=== Task ===
Copy the records exactly. Every line must match.

(Beginning of Material provided)

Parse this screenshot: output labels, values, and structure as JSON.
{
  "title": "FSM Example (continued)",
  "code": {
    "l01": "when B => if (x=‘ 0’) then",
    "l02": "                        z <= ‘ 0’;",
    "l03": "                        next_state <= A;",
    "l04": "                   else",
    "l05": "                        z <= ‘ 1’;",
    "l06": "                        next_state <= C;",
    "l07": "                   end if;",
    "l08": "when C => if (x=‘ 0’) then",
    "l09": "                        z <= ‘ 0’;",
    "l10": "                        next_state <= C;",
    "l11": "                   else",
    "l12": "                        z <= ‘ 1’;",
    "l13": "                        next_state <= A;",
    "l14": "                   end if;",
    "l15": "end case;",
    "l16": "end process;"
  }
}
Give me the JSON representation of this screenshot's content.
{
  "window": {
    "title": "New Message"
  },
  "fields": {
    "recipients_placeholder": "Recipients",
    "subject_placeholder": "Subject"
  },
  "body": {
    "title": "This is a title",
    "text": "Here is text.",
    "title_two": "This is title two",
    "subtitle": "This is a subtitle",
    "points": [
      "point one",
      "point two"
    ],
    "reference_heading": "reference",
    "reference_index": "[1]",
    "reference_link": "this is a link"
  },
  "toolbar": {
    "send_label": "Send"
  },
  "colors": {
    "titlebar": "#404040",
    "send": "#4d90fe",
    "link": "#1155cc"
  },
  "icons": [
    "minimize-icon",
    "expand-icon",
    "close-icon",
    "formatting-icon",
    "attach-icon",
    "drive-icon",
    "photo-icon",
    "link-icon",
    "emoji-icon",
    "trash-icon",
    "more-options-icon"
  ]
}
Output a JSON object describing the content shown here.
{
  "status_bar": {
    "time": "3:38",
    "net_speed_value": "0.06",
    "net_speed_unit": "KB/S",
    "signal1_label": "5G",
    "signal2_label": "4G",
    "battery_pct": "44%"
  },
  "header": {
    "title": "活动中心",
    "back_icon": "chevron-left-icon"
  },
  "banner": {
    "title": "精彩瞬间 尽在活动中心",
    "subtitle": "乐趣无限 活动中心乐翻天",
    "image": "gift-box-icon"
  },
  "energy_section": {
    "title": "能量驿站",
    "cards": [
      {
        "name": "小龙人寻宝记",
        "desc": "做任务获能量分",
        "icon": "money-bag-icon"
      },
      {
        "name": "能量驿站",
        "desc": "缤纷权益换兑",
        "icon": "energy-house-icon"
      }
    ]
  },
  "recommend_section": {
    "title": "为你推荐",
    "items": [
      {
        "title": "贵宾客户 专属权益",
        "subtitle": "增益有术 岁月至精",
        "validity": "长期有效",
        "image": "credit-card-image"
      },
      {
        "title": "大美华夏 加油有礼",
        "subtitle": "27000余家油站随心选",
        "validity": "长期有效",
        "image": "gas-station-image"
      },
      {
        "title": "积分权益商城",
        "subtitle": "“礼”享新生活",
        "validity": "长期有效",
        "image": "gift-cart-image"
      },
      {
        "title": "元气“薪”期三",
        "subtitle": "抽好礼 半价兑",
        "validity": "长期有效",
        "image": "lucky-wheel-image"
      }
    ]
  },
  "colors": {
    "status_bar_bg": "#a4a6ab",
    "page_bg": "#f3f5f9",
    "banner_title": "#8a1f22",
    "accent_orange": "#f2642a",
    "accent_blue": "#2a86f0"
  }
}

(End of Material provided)

=== Response ===
Parse this screenshot: output labels, values, and structure as JSON.
{
  "title": "FSM Example (continued)",
  "code": {
    "l01": "when B => if (x=‘ 0’) then",
    "l02": "                        z <= ‘ 0’;",
    "l03": "                        next_state <= A;",
    "l04": "                   else",
    "l05": "                        z <= ‘ 1’;",
    "l06": "                        next_state <= C;",
    "l07": "                   end if;",
    "l08": "when C => if (x=‘ 0’) then",
    "l09": "                        z <= ‘ 0’;",
    "l10": "                        next_state <= C;",
    "l11": "                   else",
    "l12": "                        z <= ‘ 1’;",
    "l13": "                        next_state <= A;",
    "l14": "                   end if;",
    "l15": "end case;",
    "l16": "end process;"
  }
}
Give me the JSON representation of this screenshot's content.
{
  "window": {
    "title": "New Message"
  },
  "fields": {
    "recipients_placeholder": "Recipients",
    "subject_placeholder": "Subject"
  },
  "body": {
    "title": "This is a title",
    "text": "Here is text.",
    "title_two": "This is title two",
    "subtitle": "This is a subtitle",
    "points": [
      "point one",
      "point two"
    ],
    "reference_heading": "reference",
    "reference_index": "[1]",
    "reference_link": "this is a link"
  },
  "toolbar": {
    "send_label": "Send"
  },
  "colors": {
    "titlebar": "#404040",
    "send": "#4d90fe",
    "link": "#1155cc"
  },
  "icons": [
    "minimize-icon",
    "expand-icon",
    "close-icon",
    "formatting-icon",
    "attach-icon",
    "drive-icon",
    "photo-icon",
    "link-icon",
    "emoji-icon",
    "trash-icon",
    "more-options-icon"
  ]
}
Output a JSON object describing the content shown here.
{
  "status_bar": {
    "time": "3:38",
    "net_speed_value": "0.06",
    "net_speed_unit": "KB/S",
    "signal1_label": "5G",
    "signal2_label": "4G",
    "battery_pct": "44%"
  },
  "header": {
    "title": "活动中心",
    "back_icon": "chevron-left-icon"
  },
  "banner": {
    "title": "精彩瞬间 尽在活动中心",
    "subtitle": "乐趣无限 活动中心乐翻天",
    "image": "gift-box-icon"
  },
  "energy_section": {
    "title": "能量驿站",
    "cards": [
      {
        "name": "小龙人寻宝记",
        "desc": "做任务获能量分",
        "icon": "money-bag-icon"
      },
      {
        "name": "能量驿站",
        "desc": "缤纷权益换兑",
        "icon": "energy-house-icon"
      }
    ]
  },
  "recommend_section": {
    "title": "为你推荐",
    "items": [
      {
        "title": "贵宾客户 专属权益",
        "subtitle": "增益有术 岁月至精",
        "validity": "长期有效",
        "image": "credit-card-image"
      },
      {
        "title": "大美华夏 加油有礼",
        "subtitle": "27000余家油站随心选",
        "validity": "长期有效",
        "image": "gas-station-image"
      },
      {
        "title": "积分权益商城",
        "subtitle": "“礼”享新生活",
        "validity": "长期有效",
        "image": "gift-cart-image"
      },
      {
        "title": "元气“薪”期三",
        "subtitle": "抽好礼 半价兑",
        "validity": "长期有效",
        "image": "lucky-wheel-image"
      }
    ]
  },
  "colors": {
    "status_bar_bg": "#a4a6ab",
    "page_bg": "#f3f5f9",
    "banner_title": "#8a1f22",
    "accent_orange": "#f2642a",
    "accent_blue": "#2a86f0"
  }
}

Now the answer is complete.